Dataset rows describing interfaces:
◇ ◇ ◇ ◇ ◇

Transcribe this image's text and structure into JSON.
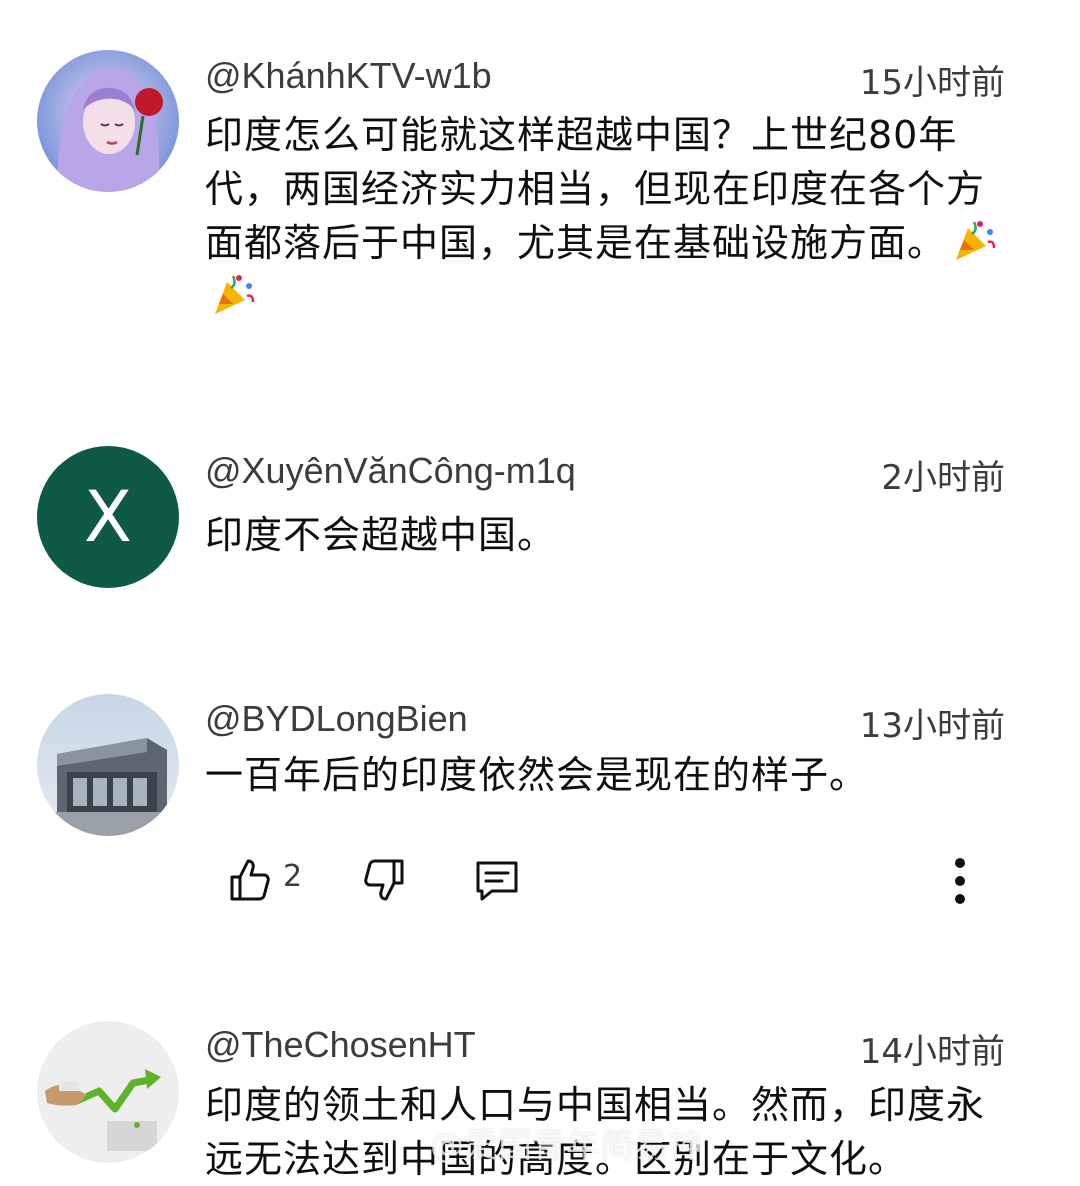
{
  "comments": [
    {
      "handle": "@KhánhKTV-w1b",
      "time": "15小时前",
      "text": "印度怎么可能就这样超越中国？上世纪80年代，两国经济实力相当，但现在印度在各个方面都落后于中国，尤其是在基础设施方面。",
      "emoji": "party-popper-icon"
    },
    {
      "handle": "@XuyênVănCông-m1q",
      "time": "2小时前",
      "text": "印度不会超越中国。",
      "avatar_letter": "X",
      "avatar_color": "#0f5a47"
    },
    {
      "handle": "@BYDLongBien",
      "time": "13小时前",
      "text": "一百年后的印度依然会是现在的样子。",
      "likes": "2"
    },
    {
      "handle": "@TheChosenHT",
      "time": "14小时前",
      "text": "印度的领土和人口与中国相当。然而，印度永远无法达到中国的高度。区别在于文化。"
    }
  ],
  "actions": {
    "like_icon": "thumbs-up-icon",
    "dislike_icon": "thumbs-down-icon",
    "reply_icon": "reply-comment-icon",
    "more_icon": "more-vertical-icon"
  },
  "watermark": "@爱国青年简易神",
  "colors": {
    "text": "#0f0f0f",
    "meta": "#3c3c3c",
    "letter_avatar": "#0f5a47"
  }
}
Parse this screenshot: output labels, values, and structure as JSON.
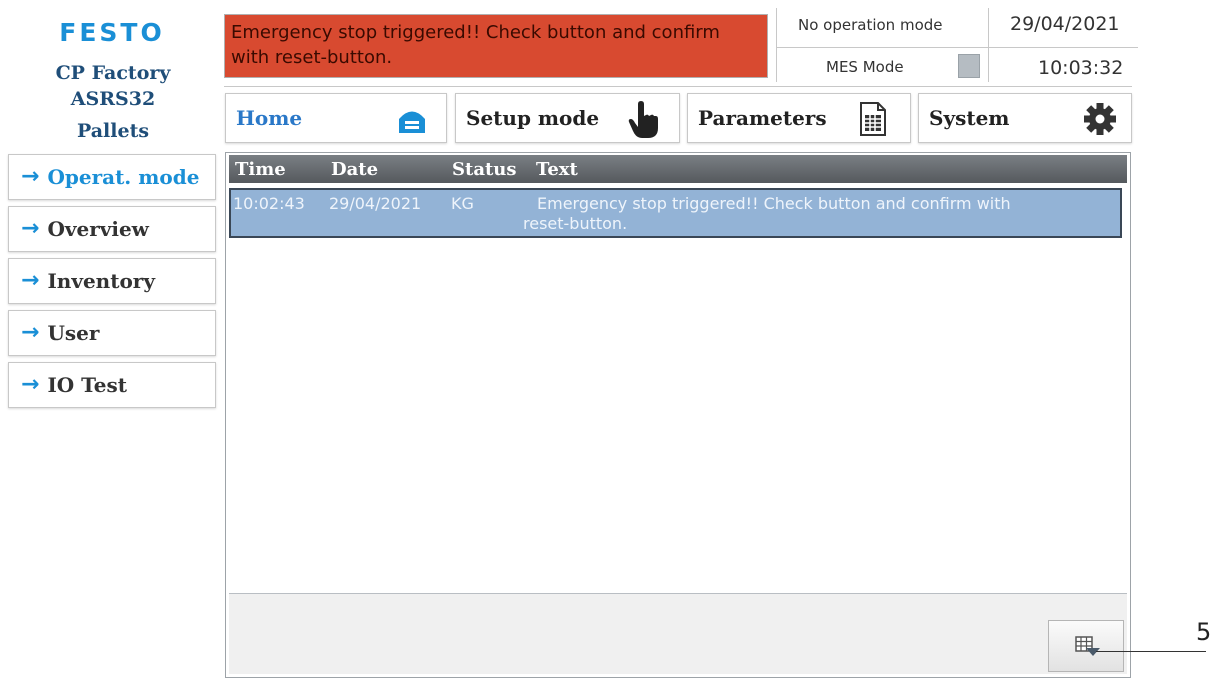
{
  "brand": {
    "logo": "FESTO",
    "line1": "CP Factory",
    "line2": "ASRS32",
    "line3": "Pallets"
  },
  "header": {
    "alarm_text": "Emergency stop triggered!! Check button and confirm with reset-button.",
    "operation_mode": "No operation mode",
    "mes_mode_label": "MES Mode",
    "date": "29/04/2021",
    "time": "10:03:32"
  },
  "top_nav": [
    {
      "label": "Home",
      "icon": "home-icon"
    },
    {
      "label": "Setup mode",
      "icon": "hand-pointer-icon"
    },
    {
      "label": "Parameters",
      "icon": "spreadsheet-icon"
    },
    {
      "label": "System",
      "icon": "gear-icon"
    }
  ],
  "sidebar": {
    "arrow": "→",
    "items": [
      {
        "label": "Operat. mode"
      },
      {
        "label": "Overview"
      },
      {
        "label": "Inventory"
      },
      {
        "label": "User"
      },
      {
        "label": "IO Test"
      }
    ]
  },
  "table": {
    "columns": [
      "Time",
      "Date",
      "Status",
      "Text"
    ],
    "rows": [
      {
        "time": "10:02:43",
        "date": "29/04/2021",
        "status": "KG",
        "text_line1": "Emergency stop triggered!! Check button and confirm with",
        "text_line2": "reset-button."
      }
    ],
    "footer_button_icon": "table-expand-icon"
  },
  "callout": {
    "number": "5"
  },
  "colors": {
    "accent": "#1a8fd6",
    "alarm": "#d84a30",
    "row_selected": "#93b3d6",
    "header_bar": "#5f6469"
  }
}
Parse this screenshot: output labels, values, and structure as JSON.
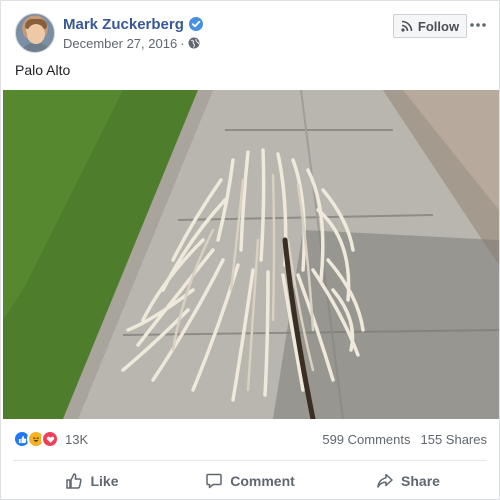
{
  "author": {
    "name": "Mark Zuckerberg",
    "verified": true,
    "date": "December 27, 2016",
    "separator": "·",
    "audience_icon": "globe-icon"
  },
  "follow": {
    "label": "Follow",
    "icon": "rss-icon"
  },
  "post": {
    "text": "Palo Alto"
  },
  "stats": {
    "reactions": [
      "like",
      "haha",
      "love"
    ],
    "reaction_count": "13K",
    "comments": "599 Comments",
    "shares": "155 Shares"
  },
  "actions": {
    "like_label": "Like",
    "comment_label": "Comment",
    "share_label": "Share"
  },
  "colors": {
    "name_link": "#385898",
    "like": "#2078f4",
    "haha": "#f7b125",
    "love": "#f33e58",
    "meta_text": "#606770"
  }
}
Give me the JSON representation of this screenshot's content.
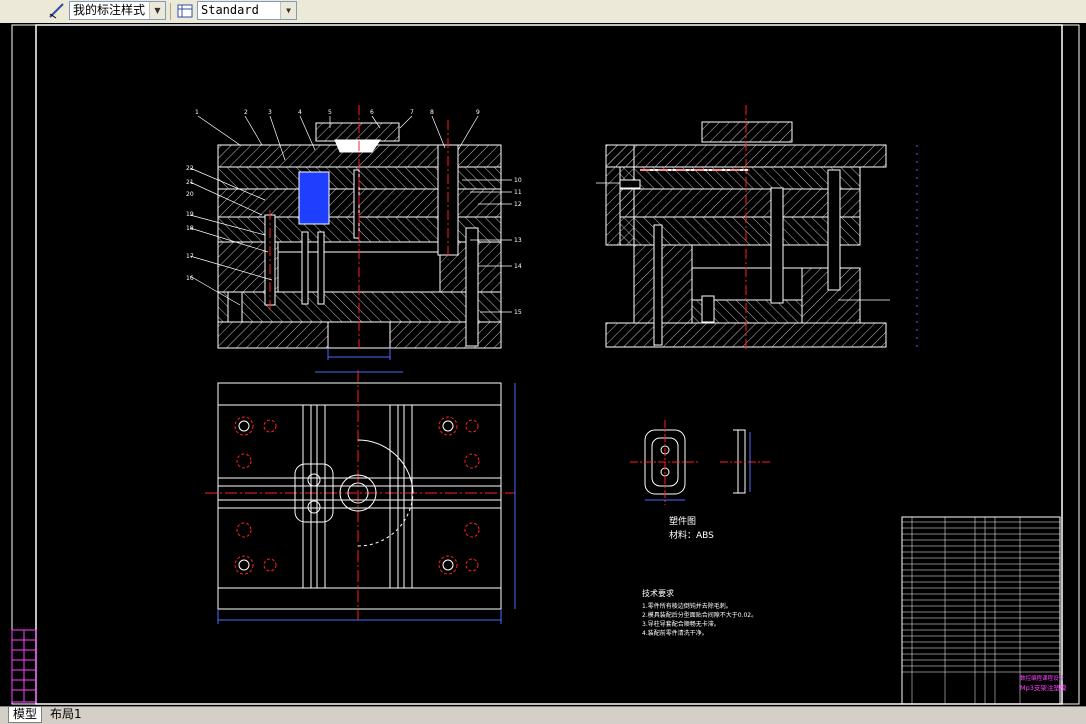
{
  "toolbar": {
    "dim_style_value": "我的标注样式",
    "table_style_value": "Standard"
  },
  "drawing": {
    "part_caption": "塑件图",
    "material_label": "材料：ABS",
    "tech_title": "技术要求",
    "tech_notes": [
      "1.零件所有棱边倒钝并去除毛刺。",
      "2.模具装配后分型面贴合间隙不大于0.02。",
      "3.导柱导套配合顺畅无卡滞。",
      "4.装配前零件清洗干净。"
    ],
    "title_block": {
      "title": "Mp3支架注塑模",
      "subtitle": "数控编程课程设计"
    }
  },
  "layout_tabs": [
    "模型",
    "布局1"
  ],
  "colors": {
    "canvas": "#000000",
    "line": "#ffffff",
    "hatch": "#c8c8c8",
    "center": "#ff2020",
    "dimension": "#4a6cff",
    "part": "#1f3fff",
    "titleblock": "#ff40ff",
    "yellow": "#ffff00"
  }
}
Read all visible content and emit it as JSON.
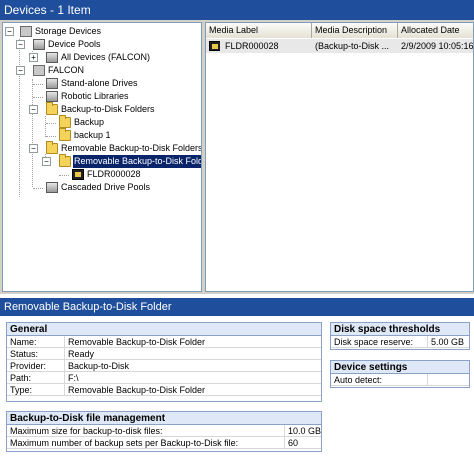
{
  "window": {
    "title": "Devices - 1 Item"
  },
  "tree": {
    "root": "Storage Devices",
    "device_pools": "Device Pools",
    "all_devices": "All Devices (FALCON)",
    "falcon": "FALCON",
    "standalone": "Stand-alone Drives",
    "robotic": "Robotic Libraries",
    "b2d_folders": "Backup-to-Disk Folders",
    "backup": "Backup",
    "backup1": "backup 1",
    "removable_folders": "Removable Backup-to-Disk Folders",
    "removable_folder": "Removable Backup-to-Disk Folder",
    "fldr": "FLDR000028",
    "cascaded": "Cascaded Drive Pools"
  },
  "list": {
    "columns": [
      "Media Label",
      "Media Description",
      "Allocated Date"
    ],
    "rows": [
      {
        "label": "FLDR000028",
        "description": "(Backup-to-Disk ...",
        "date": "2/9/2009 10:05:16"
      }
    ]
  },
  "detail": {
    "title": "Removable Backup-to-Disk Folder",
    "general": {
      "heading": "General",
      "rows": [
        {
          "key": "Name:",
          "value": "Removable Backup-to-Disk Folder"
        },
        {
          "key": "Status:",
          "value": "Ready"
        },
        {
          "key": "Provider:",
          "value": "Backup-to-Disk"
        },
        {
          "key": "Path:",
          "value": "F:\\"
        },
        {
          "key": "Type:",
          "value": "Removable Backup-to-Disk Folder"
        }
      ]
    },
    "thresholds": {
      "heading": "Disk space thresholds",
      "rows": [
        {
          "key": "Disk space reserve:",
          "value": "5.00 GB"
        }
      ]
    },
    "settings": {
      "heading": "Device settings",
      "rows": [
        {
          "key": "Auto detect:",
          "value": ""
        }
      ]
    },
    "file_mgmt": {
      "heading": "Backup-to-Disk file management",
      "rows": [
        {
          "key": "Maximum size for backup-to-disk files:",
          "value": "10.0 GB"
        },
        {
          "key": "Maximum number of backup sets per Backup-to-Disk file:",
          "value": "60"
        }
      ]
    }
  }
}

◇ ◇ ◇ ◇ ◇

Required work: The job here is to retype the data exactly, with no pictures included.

Result:
Transcribe this image's text and structure into JSON.
{
  "comments": [
    {
      "handle": "@KhánhKTV-w1b",
      "time": "15小时前",
      "text": "印度怎么可能就这样超越中国？上世纪80年代，两国经济实力相当，但现在印度在各个方面都落后于中国，尤其是在基础设施方面。",
      "emoji": "party-popper-icon"
    },
    {
      "handle": "@XuyênVănCông-m1q",
      "time": "2小时前",
      "text": "印度不会超越中国。",
      "avatar_letter": "X",
      "avatar_color": "#0f5a47"
    },
    {
      "handle": "@BYDLongBien",
      "time": "13小时前",
      "text": "一百年后的印度依然会是现在的样子。",
      "likes": "2"
    },
    {
      "handle": "@TheChosenHT",
      "time": "14小时前",
      "text": "印度的领土和人口与中国相当。然而，印度永远无法达到中国的高度。区别在于文化。"
    }
  ],
  "actions": {
    "like_icon": "thumbs-up-icon",
    "dislike_icon": "thumbs-down-icon",
    "reply_icon": "reply-comment-icon",
    "more_icon": "more-vertical-icon"
  },
  "watermark": "@爱国青年简易神",
  "colors": {
    "text": "#0f0f0f",
    "meta": "#3c3c3c",
    "letter_avatar": "#0f5a47"
  }
}
Parse this screenshot: output labels, values, and structure as JSON.
{
  "brand": {
    "logo": "FESTO",
    "line1": "CP Factory",
    "line2": "ASRS32",
    "line3": "Pallets"
  },
  "header": {
    "alarm_text": "Emergency stop triggered!! Check button and confirm with reset-button.",
    "operation_mode": "No operation mode",
    "mes_mode_label": "MES Mode",
    "date": "29/04/2021",
    "time": "10:03:32"
  },
  "top_nav": [
    {
      "label": "Home",
      "icon": "home-icon"
    },
    {
      "label": "Setup mode",
      "icon": "hand-pointer-icon"
    },
    {
      "label": "Parameters",
      "icon": "spreadsheet-icon"
    },
    {
      "label": "System",
      "icon": "gear-icon"
    }
  ],
  "sidebar": {
    "arrow": "→",
    "items": [
      {
        "label": "Operat. mode"
      },
      {
        "label": "Overview"
      },
      {
        "label": "Inventory"
      },
      {
        "label": "User"
      },
      {
        "label": "IO Test"
      }
    ]
  },
  "table": {
    "columns": [
      "Time",
      "Date",
      "Status",
      "Text"
    ],
    "rows": [
      {
        "time": "10:02:43",
        "date": "29/04/2021",
        "status": "KG",
        "text_line1": "Emergency stop triggered!! Check button and confirm with",
        "text_line2": "reset-button."
      }
    ],
    "footer_button_icon": "table-expand-icon"
  },
  "callout": {
    "number": "5"
  },
  "colors": {
    "accent": "#1a8fd6",
    "alarm": "#d84a30",
    "row_selected": "#93b3d6",
    "header_bar": "#5f6469"
  }
}
Parse this screenshot: output labels, values, and structure as JSON.
{
  "author": {
    "name": "Mark Zuckerberg",
    "verified": true,
    "date": "December 27, 2016",
    "separator": "·",
    "audience_icon": "globe-icon"
  },
  "follow": {
    "label": "Follow",
    "icon": "rss-icon"
  },
  "post": {
    "text": "Palo Alto"
  },
  "stats": {
    "reactions": [
      "like",
      "haha",
      "love"
    ],
    "reaction_count": "13K",
    "comments": "599 Comments",
    "shares": "155 Shares"
  },
  "actions": {
    "like_label": "Like",
    "comment_label": "Comment",
    "share_label": "Share"
  },
  "colors": {
    "name_link": "#385898",
    "like": "#2078f4",
    "haha": "#f7b125",
    "love": "#f33e58",
    "meta_text": "#606770"
  }
}
Give me the JSON representation of this screenshot's content.
{
  "toolbar": {
    "dim_style_value": "我的标注样式",
    "table_style_value": "Standard"
  },
  "drawing": {
    "part_caption": "塑件图",
    "material_label": "材料：ABS",
    "tech_title": "技术要求",
    "tech_notes": [
      "1.零件所有棱边倒钝并去除毛刺。",
      "2.模具装配后分型面贴合间隙不大于0.02。",
      "3.导柱导套配合顺畅无卡滞。",
      "4.装配前零件清洗干净。"
    ],
    "title_block": {
      "title": "Mp3支架注塑模",
      "subtitle": "数控编程课程设计"
    }
  },
  "layout_tabs": [
    "模型",
    "布局1"
  ],
  "colors": {
    "canvas": "#000000",
    "line": "#ffffff",
    "hatch": "#c8c8c8",
    "center": "#ff2020",
    "dimension": "#4a6cff",
    "part": "#1f3fff",
    "titleblock": "#ff40ff",
    "yellow": "#ffff00"
  }
}
Read all visible content and emit it as JSON.
{
  "window": {
    "title": "Devices - 1 Item"
  },
  "tree": {
    "root": "Storage Devices",
    "device_pools": "Device Pools",
    "all_devices": "All Devices (FALCON)",
    "falcon": "FALCON",
    "standalone": "Stand-alone Drives",
    "robotic": "Robotic Libraries",
    "b2d_folders": "Backup-to-Disk Folders",
    "backup": "Backup",
    "backup1": "backup 1",
    "removable_folders": "Removable Backup-to-Disk Folders",
    "removable_folder": "Removable Backup-to-Disk Folder",
    "fldr": "FLDR000028",
    "cascaded": "Cascaded Drive Pools"
  },
  "list": {
    "columns": [
      "Media Label",
      "Media Description",
      "Allocated Date"
    ],
    "rows": [
      {
        "label": "FLDR000028",
        "description": "(Backup-to-Disk ...",
        "date": "2/9/2009 10:05:16"
      }
    ]
  },
  "detail": {
    "title": "Removable Backup-to-Disk Folder",
    "general": {
      "heading": "General",
      "rows": [
        {
          "key": "Name:",
          "value": "Removable Backup-to-Disk Folder"
        },
        {
          "key": "Status:",
          "value": "Ready"
        },
        {
          "key": "Provider:",
          "value": "Backup-to-Disk"
        },
        {
          "key": "Path:",
          "value": "F:\\"
        },
        {
          "key": "Type:",
          "value": "Removable Backup-to-Disk Folder"
        }
      ]
    },
    "thresholds": {
      "heading": "Disk space thresholds",
      "rows": [
        {
          "key": "Disk space reserve:",
          "value": "5.00 GB"
        }
      ]
    },
    "settings": {
      "heading": "Device settings",
      "rows": [
        {
          "key": "Auto detect:",
          "value": ""
        }
      ]
    },
    "file_mgmt": {
      "heading": "Backup-to-Disk file management",
      "rows": [
        {
          "key": "Maximum size for backup-to-disk files:",
          "value": "10.0 GB"
        },
        {
          "key": "Maximum number of backup sets per Backup-to-Disk file:",
          "value": "60"
        }
      ]
    }
  }
}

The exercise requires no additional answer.